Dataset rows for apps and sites
★ ★ ★

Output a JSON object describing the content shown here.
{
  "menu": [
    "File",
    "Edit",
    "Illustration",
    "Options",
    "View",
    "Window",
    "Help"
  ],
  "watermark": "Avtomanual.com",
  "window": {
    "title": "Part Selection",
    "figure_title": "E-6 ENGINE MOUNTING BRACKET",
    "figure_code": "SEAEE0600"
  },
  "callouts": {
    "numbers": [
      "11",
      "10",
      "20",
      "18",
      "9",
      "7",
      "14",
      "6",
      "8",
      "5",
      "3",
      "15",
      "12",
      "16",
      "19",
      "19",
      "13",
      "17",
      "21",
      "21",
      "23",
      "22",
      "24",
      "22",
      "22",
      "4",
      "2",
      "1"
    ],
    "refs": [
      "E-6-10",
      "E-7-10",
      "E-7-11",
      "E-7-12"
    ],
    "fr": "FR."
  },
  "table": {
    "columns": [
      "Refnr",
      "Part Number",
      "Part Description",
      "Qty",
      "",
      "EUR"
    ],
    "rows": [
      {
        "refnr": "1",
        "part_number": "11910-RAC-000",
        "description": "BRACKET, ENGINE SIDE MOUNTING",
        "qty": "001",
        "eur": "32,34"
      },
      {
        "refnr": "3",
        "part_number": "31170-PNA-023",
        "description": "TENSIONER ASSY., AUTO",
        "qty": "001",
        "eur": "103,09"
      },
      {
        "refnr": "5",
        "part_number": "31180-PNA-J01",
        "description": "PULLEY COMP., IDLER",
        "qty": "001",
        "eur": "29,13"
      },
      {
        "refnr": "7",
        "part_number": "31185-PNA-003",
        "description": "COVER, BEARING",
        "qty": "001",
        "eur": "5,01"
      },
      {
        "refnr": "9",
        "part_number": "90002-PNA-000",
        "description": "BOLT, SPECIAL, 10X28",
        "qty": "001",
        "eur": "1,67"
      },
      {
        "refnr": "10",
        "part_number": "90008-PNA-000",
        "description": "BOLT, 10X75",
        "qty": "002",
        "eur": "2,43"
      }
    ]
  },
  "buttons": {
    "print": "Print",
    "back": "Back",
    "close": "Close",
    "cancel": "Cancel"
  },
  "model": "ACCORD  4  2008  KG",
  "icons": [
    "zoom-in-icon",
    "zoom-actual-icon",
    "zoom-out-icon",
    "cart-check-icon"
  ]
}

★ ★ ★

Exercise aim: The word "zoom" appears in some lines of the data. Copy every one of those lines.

Task solution:
    "zoom-in-icon",
    "zoom-actual-icon",
    "zoom-out-icon",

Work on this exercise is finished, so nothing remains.